Pull out every line with the word "المصروف" from the entries below.

Segment Start: INFORMATION PROVIDED

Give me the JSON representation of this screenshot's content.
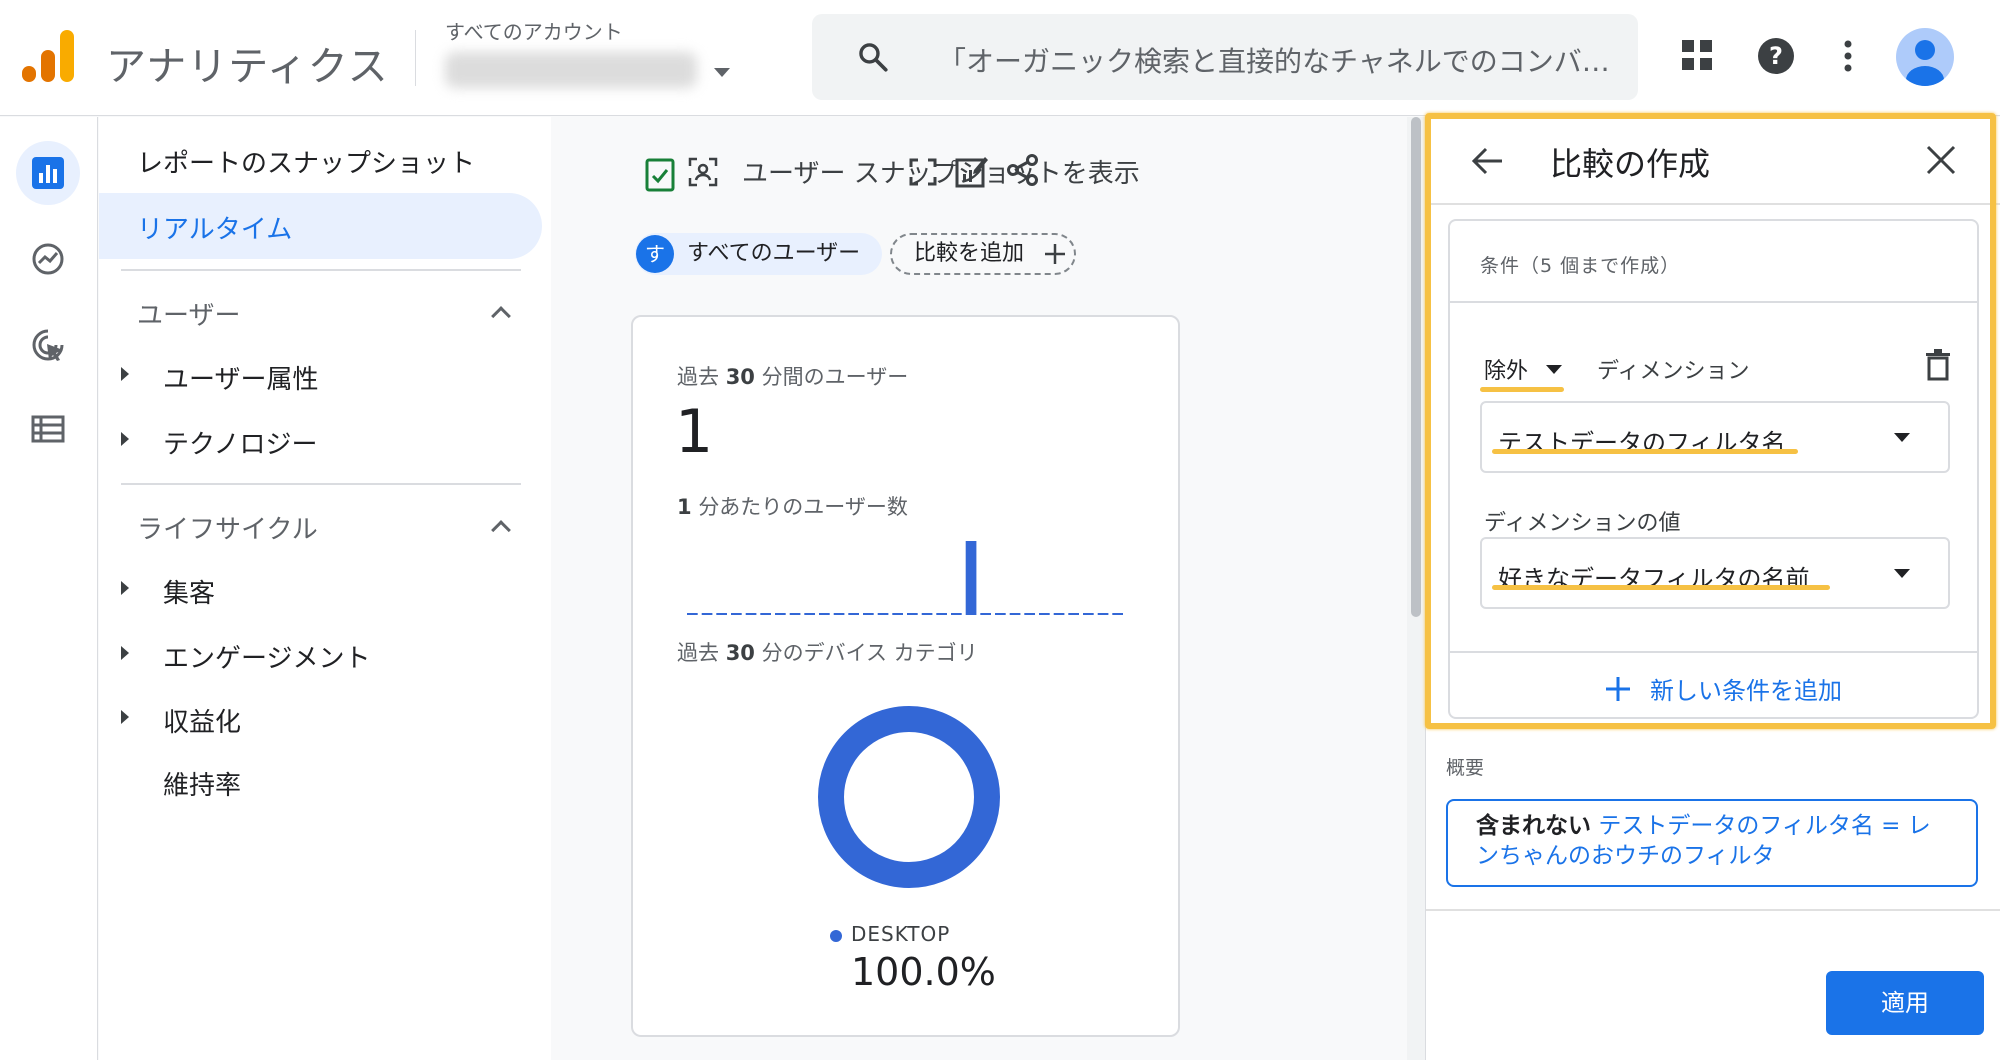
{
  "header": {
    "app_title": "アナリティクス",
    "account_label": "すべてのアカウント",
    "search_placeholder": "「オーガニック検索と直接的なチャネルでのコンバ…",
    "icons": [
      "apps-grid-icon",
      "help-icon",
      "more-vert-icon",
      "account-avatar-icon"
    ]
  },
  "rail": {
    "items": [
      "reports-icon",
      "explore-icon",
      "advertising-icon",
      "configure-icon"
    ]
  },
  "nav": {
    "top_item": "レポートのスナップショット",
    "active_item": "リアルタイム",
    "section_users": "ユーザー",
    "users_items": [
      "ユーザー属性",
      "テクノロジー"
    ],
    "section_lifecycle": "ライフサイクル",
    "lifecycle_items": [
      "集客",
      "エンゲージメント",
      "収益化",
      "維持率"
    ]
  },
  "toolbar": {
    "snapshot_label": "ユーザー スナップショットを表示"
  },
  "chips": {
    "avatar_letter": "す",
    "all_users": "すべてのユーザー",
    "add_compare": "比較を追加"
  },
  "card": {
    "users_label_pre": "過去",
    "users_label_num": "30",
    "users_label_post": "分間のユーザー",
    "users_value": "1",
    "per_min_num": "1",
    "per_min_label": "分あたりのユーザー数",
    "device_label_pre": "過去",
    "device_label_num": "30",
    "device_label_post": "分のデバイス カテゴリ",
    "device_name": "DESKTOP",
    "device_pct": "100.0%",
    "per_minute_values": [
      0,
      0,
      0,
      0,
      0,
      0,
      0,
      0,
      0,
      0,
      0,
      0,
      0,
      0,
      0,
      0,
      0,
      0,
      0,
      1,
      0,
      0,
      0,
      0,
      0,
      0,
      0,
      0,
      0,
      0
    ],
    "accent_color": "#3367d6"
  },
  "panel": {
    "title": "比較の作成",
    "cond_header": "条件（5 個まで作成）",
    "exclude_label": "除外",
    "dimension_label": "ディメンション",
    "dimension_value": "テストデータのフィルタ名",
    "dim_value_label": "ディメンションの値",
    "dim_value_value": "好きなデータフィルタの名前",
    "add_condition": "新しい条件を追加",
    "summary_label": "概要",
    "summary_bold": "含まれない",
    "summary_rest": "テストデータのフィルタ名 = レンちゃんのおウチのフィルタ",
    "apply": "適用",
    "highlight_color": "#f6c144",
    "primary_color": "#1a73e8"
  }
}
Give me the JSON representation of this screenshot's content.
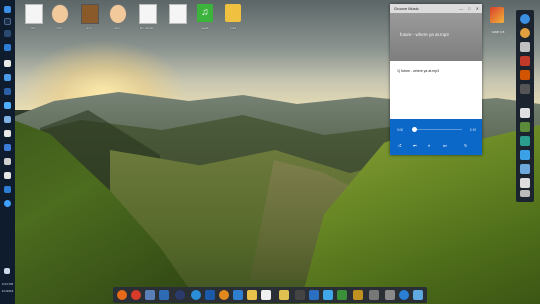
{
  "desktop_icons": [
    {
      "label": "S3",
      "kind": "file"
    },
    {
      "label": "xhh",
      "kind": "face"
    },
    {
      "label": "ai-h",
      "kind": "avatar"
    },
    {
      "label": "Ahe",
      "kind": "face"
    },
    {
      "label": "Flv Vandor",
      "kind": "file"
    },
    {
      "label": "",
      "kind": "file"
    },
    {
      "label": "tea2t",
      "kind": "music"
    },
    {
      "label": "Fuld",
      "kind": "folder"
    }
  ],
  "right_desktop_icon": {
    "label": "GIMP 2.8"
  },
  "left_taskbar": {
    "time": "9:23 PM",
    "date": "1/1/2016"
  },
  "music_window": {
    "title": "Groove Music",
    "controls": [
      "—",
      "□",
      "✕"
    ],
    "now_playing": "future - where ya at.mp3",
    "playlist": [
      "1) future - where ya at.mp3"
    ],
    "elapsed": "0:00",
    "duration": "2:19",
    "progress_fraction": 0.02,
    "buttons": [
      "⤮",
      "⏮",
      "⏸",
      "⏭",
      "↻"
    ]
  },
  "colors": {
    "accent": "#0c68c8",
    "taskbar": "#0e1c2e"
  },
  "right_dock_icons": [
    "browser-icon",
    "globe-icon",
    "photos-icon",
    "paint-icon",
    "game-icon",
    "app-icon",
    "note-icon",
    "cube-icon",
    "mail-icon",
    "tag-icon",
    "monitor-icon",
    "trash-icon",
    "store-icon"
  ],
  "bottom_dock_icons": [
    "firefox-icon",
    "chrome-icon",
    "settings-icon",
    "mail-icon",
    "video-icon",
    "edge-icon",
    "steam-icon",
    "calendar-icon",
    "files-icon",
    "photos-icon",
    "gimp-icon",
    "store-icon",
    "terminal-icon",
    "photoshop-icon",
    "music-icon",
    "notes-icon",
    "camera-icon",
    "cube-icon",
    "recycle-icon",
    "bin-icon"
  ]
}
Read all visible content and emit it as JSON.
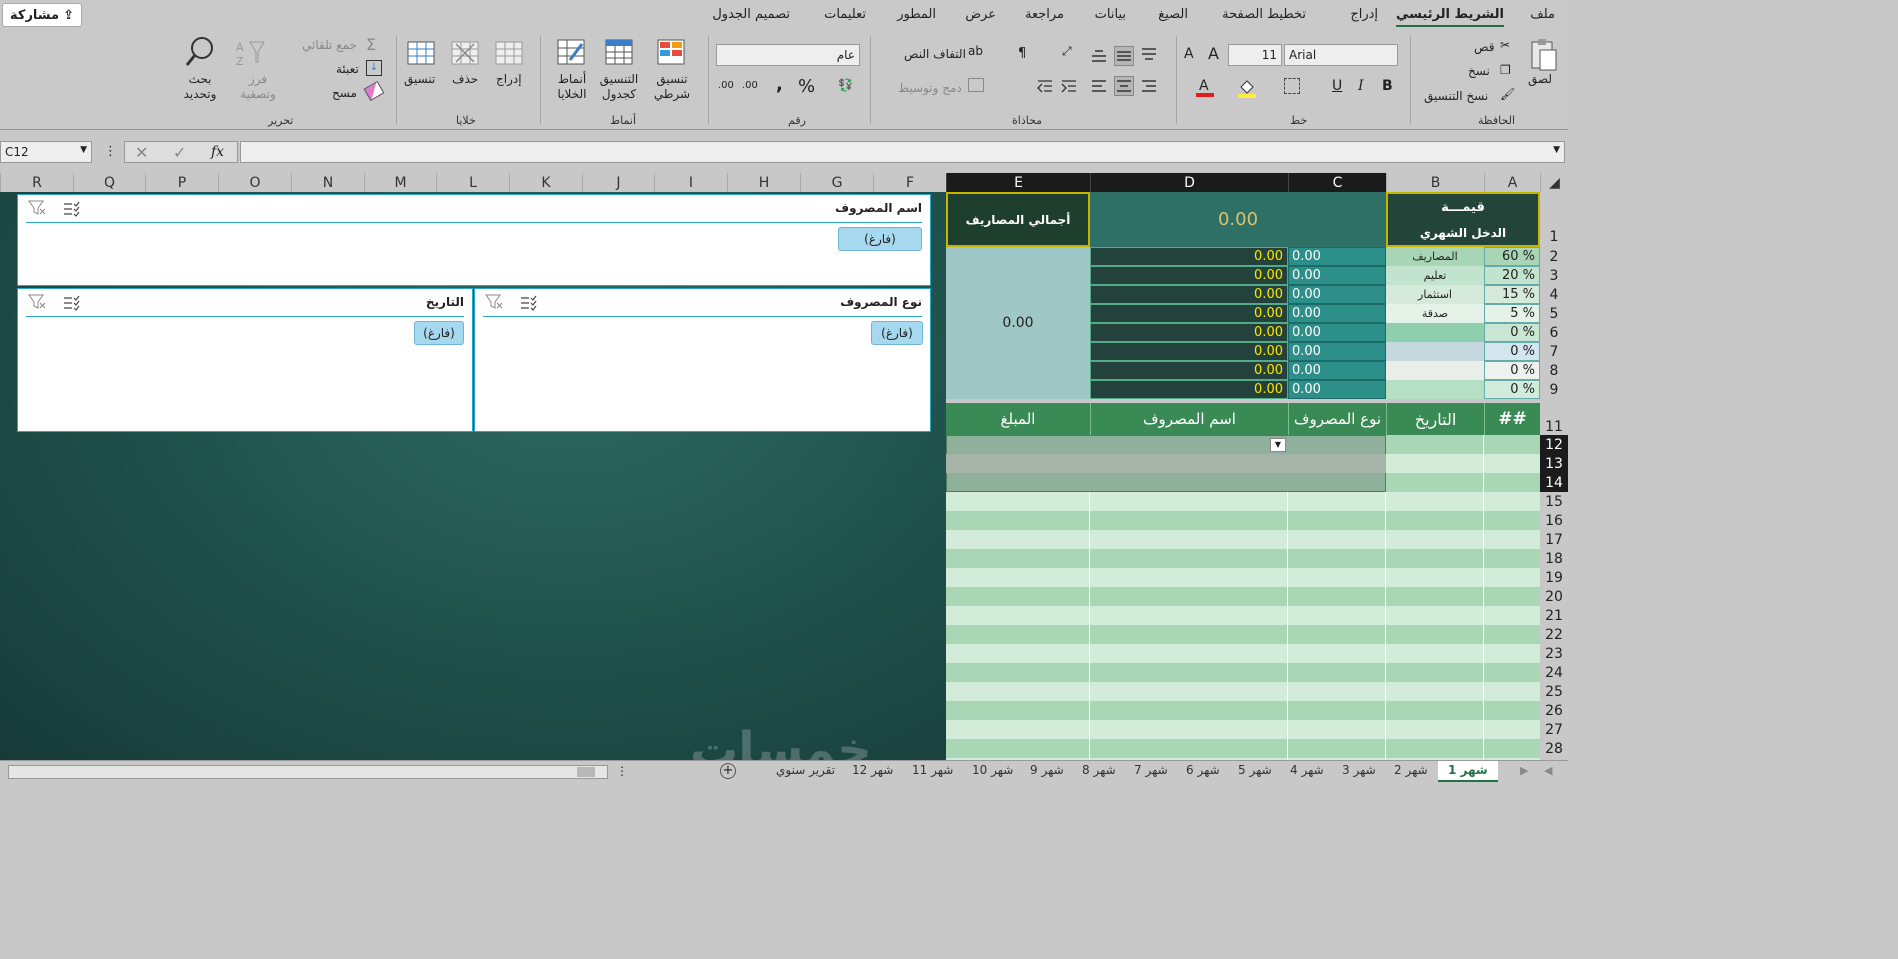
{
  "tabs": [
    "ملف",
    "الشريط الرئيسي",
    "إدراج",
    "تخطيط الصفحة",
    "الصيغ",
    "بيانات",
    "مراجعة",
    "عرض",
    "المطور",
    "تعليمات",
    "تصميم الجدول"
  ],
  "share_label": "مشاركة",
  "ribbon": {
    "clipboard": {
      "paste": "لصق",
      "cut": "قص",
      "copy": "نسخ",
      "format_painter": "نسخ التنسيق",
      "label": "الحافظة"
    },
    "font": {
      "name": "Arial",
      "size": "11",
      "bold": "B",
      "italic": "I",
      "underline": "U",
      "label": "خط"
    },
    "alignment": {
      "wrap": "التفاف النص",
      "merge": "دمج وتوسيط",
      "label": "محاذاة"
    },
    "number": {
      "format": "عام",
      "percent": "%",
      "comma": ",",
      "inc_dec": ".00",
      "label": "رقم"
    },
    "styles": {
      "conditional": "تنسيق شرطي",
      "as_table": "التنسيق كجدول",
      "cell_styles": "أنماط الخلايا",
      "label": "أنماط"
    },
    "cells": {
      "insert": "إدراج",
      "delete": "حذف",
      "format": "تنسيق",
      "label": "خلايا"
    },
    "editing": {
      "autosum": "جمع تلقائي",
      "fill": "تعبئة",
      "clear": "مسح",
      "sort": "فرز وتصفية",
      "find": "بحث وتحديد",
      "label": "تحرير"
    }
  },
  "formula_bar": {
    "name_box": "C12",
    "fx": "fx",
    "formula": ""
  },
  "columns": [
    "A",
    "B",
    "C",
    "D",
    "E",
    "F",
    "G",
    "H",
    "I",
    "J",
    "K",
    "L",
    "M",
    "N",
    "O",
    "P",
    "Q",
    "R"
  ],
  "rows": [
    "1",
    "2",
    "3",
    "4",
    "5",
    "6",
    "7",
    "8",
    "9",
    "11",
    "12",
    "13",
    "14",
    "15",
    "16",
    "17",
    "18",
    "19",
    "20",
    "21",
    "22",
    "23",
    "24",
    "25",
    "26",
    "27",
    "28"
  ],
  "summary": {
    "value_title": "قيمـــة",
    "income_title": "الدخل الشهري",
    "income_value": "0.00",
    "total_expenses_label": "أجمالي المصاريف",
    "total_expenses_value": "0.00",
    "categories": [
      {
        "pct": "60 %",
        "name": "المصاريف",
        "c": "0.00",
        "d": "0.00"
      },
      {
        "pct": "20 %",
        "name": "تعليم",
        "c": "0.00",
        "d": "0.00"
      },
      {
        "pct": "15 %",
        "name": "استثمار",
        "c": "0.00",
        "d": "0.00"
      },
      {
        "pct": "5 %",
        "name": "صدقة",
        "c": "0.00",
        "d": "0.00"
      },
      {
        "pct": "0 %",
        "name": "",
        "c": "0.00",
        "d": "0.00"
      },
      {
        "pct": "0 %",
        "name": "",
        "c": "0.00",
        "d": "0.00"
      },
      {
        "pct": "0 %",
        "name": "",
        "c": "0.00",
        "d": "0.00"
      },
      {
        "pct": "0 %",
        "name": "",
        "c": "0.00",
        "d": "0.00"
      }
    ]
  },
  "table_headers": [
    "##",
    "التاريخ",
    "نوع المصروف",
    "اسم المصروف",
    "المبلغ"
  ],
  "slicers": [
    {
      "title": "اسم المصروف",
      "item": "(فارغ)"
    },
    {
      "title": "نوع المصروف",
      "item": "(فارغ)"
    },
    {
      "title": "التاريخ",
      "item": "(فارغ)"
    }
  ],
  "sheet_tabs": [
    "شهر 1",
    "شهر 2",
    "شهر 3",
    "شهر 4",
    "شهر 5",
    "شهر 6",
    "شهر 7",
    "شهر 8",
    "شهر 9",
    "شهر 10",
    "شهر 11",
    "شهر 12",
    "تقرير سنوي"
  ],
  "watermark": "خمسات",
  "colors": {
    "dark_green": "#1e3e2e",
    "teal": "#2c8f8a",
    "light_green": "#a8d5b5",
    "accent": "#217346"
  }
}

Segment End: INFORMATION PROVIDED

ANSWER TO THIS EXERCISE:
    "نوع المصروف",
    "اسم المصروف",
      "title": "اسم المصروف",
      "title": "نوع المصروف",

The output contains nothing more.